Unfortunately, several large labor unions have decided to prioritize bargaining rights over the safety of their members. The United Auto Workers has said it's against mandates, and other unions have pushed back against employer-imposed plans that weren't negotiated in advance. But in the face of the powerful Delta variant, there are signs that the resistance may not last. On Sunday, the American Federation of Teachers backtracked on its opposition to mandates. "The circumstances have changed," Randi Weingarten, the president of the union, said on NBC's "Meet the Press." "As a matter of personal conscience, I think that we need to be working with our employers, not opposing them, on vaccine mandates."

The good news is, a few companies with big blue-collar workforces are moving ahead with mandates. Tyson Foods announced last week that it ordered its 120,000 employees to get their shots, setting a deadline of October for office workers and November for plant workers, who will receive a $200 bonus. Before the announcement, the company reported, just under half its workforce had been vaccinated — a stark indication of how persuasion and incentives have failed to boost the rate among low-wage workers. But within a week of the mandate, Tyson reported, more than 5,000 workers had received their shots.

What we need now, desperately, is for more companies like Tyson to embrace mandates. At this point, even if the employers of every single office worker in the country were to mandate the vaccine, the effect would be marginal: In the Kaiser Family Foundation survey, only 5% of college-educated adults said they're on the fence about vaccines or could be compelled by a mandate. But among those with less schooling, the movable share was 16% — making employer mandates one of the most powerful tools in the fight against COVID-19.
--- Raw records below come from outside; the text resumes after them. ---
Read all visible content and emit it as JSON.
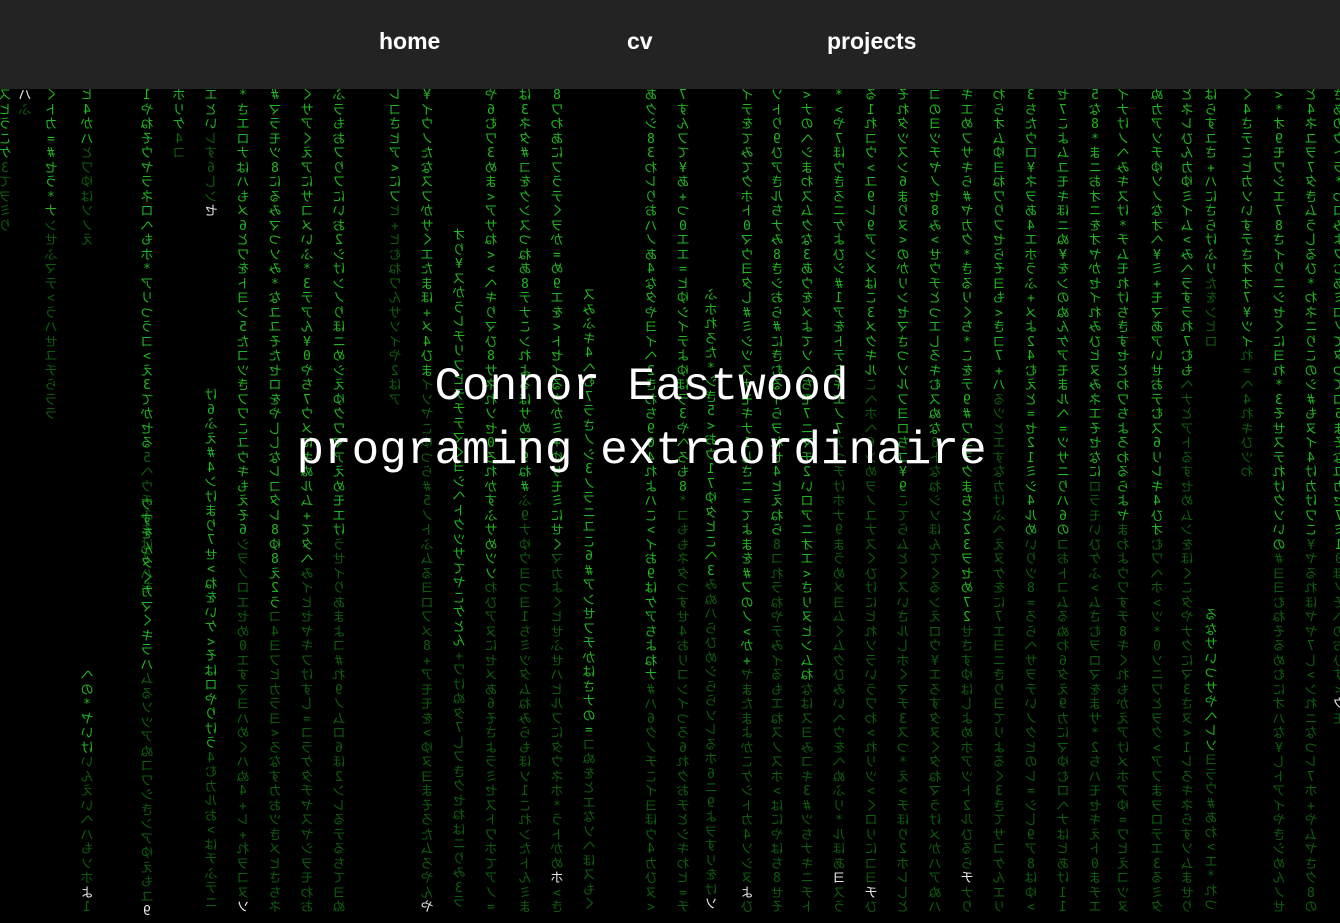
{
  "nav": {
    "links": [
      {
        "label": "home"
      },
      {
        "label": "cv"
      },
      {
        "label": "projects"
      }
    ]
  },
  "hero": {
    "name": "Connor Eastwood",
    "tagline": "programing extraordinaire"
  },
  "matrix": {
    "glyphs": "アイウエオカキクケコサシスセソタチツテトナニヌネノハヒフヘホマミムメモヤユヨラリルレロワヲンあいうえおかきくけこさしすせそたちつてとなにぬねのはひふへほまみむめもやゆよらりるれろわをん0123456789=+*#<>¥",
    "colors": {
      "bright": "#1fb81f",
      "dim": "#0d5e0d",
      "head": "#e8e8e8",
      "background": "#000000"
    }
  }
}
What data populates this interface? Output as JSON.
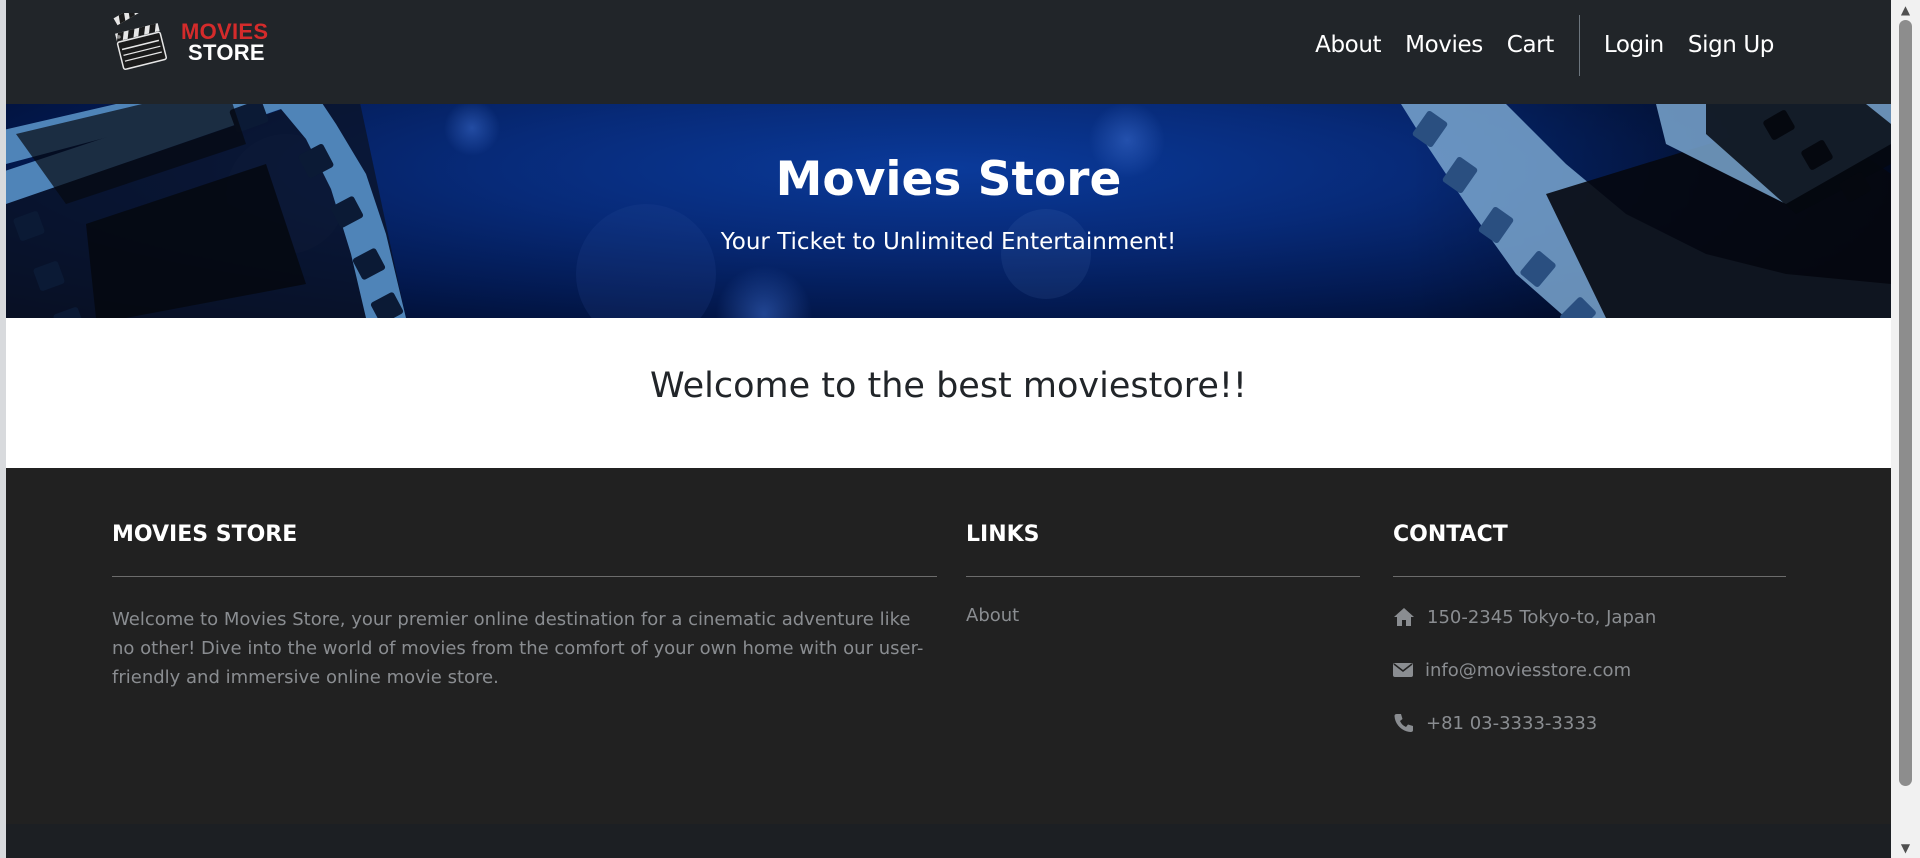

Mandates could also turn out to be a powerful tool for recruiting new employees. As hospitalizations and deaths continue to soar in the face of the Delta variant, the promise of a COVID-19-free workplace could become one of the most sought-after job benefits of the pandemic era. "People value being in a workplace where they're confident that their coworkers have all been vaccinated," Mulligan, the USC professor, said. "I think there actually is more broad support for mandates than some employers realize." Sure, some employees may leave in the face of a vaccine mandate. But by creating a common standard for vaccinations, as they do for so many other issues, business leaders can help ensure that they lose fewer workers to the job market than they do to the coronavirus.